We had already eaten a lot that day and I could barely finish the three cow's cheeses on the plate (of course I tasted all the others as well). It doesn't look like much, but with all that milk in me I was full to bursting. J decided to try one of the desserts, Rhubarb Snow with Violets. I was intrigued as to what this would be, and it looked gorgeous. It was basically a granita - shaved ice with sugar and flavourings. Despite the bright pink colour it didn't taste all that much like rhubarb. The highlight was the sugared violets. They were crunchy, sweet and like nothing we'd eaten before.   

Although we didn't sample the other food at Meierei, given the cheese and milk offerings I'm sure it's good. When we are next in Vienna I hope we can visit this place again. The temptation of amazing cheese and milk plus a beautiful location is a winner. 

Meierei im Stadtpark
Am Heumarkt 2A, A-1030 Wien



The Celiac Husband said...

What a place.
I haven't visited Steirereck since their move a few years back.
Great to see pictures from back home.
The cheese plate looks amazing.

Marianne and Charles said...

Wow, what an amazing place. The presentation of that cheese plate looks fantastic and is so pleasing to the eye.

The popsicle hot chocolate sounds so fantastic! What a great idea. And so perfect with orange and ginger. If I get to Vienna, this place is certainly on the list. Thanks for the post, Isabelle.

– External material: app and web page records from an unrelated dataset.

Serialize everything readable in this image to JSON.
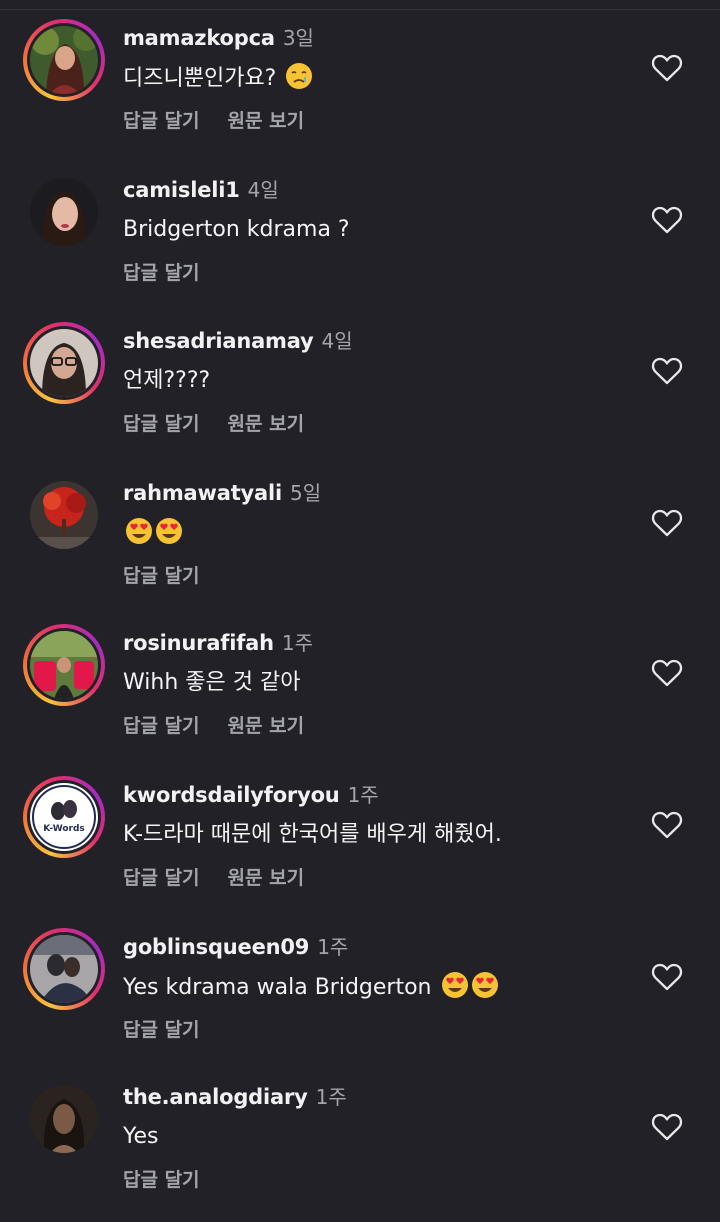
{
  "comments": [
    {
      "username": "mamazkopca",
      "time": "3일",
      "text": "디즈니뿐인가요? ",
      "emoji": [
        "crying-face"
      ],
      "reply_label": "답글 달기",
      "see_original_label": "원문 보기",
      "has_story_ring": true
    },
    {
      "username": "camisleli1",
      "time": "4일",
      "text": "Bridgerton kdrama ?",
      "emoji": [],
      "reply_label": "답글 달기",
      "has_story_ring": false
    },
    {
      "username": "shesadrianamay",
      "time": "4일",
      "text": "언제????",
      "emoji": [],
      "reply_label": "답글 달기",
      "see_original_label": "원문 보기",
      "has_story_ring": true
    },
    {
      "username": "rahmawatyali",
      "time": "5일",
      "text": "",
      "emoji": [
        "heart-eyes",
        "heart-eyes"
      ],
      "reply_label": "답글 달기",
      "has_story_ring": false
    },
    {
      "username": "rosinurafifah",
      "time": "1주",
      "text": "Wihh 좋은 것 같아",
      "emoji": [],
      "reply_label": "답글 달기",
      "see_original_label": "원문 보기",
      "has_story_ring": true
    },
    {
      "username": "kwordsdailyforyou",
      "time": "1주",
      "text": "K-드라마 때문에 한국어를 배우게 해줬어.",
      "emoji": [],
      "reply_label": "답글 달기",
      "see_original_label": "원문 보기",
      "has_story_ring": true,
      "avatar_logo_text": "K-Words"
    },
    {
      "username": "goblinsqueen09",
      "time": "1주",
      "text": "Yes kdrama wala Bridgerton ",
      "emoji": [
        "heart-eyes",
        "heart-eyes"
      ],
      "reply_label": "답글 달기",
      "has_story_ring": true
    },
    {
      "username": "the.analogdiary",
      "time": "1주",
      "text": "Yes",
      "emoji": [],
      "reply_label": "답글 달기",
      "has_story_ring": false
    }
  ],
  "colors": {
    "background": "#212127",
    "text_primary": "#f2f2f4",
    "text_secondary": "#a4a4ad",
    "story_ring": [
      "#f9c33c",
      "#e1306c",
      "#a42bc4"
    ]
  }
}
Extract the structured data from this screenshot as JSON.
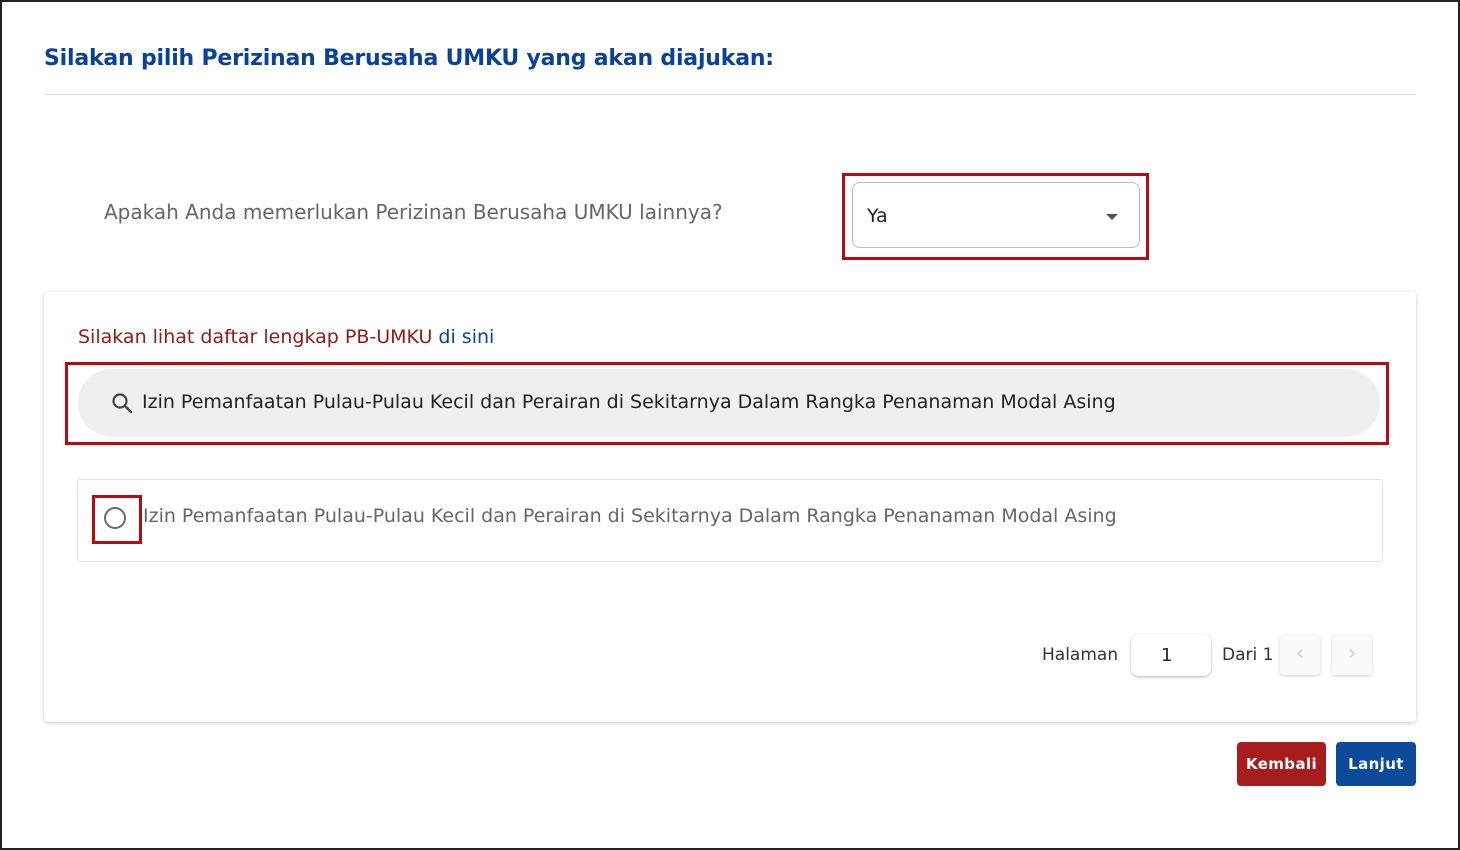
{
  "header": {
    "title": "Silakan pilih Perizinan Berusaha UMKU yang akan diajukan:"
  },
  "question": {
    "label": "Apakah Anda memerlukan Perizinan Berusaha UMKU lainnya?",
    "selected_value": "Ya"
  },
  "list_section": {
    "info_text": "Silakan lihat daftar lengkap PB-UMKU ",
    "info_link": "di sini",
    "search_value": "Izin Pemanfaatan Pulau-Pulau Kecil dan Perairan di Sekitarnya Dalam Rangka Penanaman Modal Asing",
    "results": [
      {
        "label": "Izin Pemanfaatan Pulau-Pulau Kecil dan Perairan di Sekitarnya Dalam Rangka Penanaman Modal Asing",
        "selected": false
      }
    ]
  },
  "pagination": {
    "label": "Halaman",
    "current_page": "1",
    "of_label": "Dari 1",
    "prev_icon": "‹",
    "next_icon": "›"
  },
  "actions": {
    "back_label": "Kembali",
    "next_label": "Lanjut"
  },
  "colors": {
    "title_blue": "#0b4196",
    "highlight_red": "#b40c12",
    "back_button": "#a71d1d",
    "next_button": "#0d4a9c"
  },
  "icons": {
    "search": "search-icon",
    "dropdown": "caret-down-icon",
    "radio": "radio-unchecked-icon"
  }
}
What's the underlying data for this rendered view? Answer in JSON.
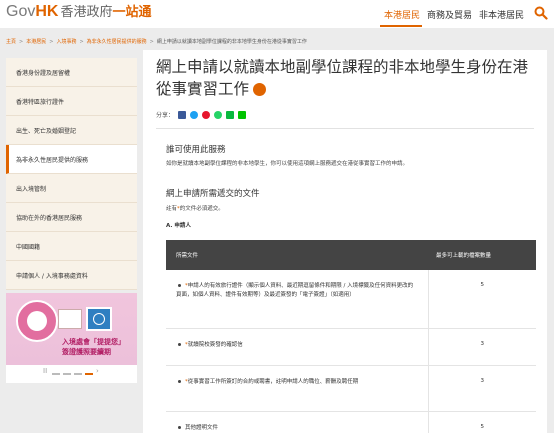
{
  "header": {
    "logo_gov": "Gov",
    "logo_hk": "HK",
    "logo_cn": "香港政府",
    "logo_stop": "一站通",
    "nav": [
      "本港居民",
      "商務及貿易",
      "非本港居民"
    ],
    "active_nav": "本港居民"
  },
  "breadcrumb": [
    "主頁",
    "本港居民",
    "入境事務",
    "為非永久性居民提供的服務",
    "網上申請以就讀本地副學位課程的非本地學生身份在港從事實習工作"
  ],
  "sidebar": {
    "items": [
      "香港身份證及居留權",
      "香港特區旅行證件",
      "出生、死亡及婚姻登記",
      "為非永久性居民提供的服務",
      "出入境管制",
      "協助在外的香港居民服務",
      "中國國籍",
      "申請個人 / 入境事務處資料"
    ],
    "active_index": 3,
    "banner_text_1": "入境處會「提提您」",
    "banner_text_2": "簽證護照要續期"
  },
  "main": {
    "title": "網上申請以就讀本地副學位課程的非本地學生身份在港從事實習工作",
    "share_label": "分享：",
    "share_icons": [
      "facebook-icon",
      "twitter-icon",
      "weibo-icon",
      "whatsapp-icon",
      "wechat-icon",
      "line-icon"
    ],
    "who_title": "誰可使用此服務",
    "who_text": "如你是就讀本地副學位課程的非本地學生，你可以使用這項網上服務遞交在港從事實習工作的申請。",
    "docs_title": "網上申請所需遞交的文件",
    "required_note_pre": "註有",
    "required_note_star": "*",
    "required_note_post": "的文件必須遞交。",
    "subhead": "A. 申請人",
    "table": {
      "headers": [
        "所需文件",
        "最多可上載的檔案數量"
      ],
      "rows": [
        {
          "req": true,
          "text": "申請人的有效旅行證件（顯示個人資料、最近期逗留條件和期限 / 入境標籤及任何資料更改的頁面，如個人資料、證件有效期等）及最近簽發的「電子簽證」（如適用）",
          "count": "5"
        },
        {
          "req": true,
          "text": "就讀院校簽發的確認信",
          "count": "3"
        },
        {
          "req": true,
          "text": "從事實習工作所簽訂的合約或聘書，註明申請人的職位、薪酬及聘任期",
          "count": "3"
        },
        {
          "req": false,
          "text": "其他證明文件",
          "count": "5"
        }
      ]
    }
  },
  "colors": {
    "accent": "#e06400",
    "sidebar_bg": "#f8f2e8",
    "table_header": "#444444"
  }
}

Can't wait for more.

Marfa said...

I love milk. We have a cow share and get a gallon of raw milk from a local farmer every Friday. Was the milk there pasteurized and homogenized...are there laws about that in Europe like in the US? The warm milk with cardamom sounds divine...and the cheese sampling! I like to eat brie with jam...

Court said...

Yummy cheese plate picture!

Anonymous said...

I know this is old, but came across it looking for a source of raw milk in Vienna.
We lived three years in Kyrgyzstan where mare's (horse's) milk is a staple. And actually it's really the closest to human breast milk. But it has a tang and a sort of almost fizziness to it. At the time, my 2 year-old really loved it and had it milked for her on the spot quite often!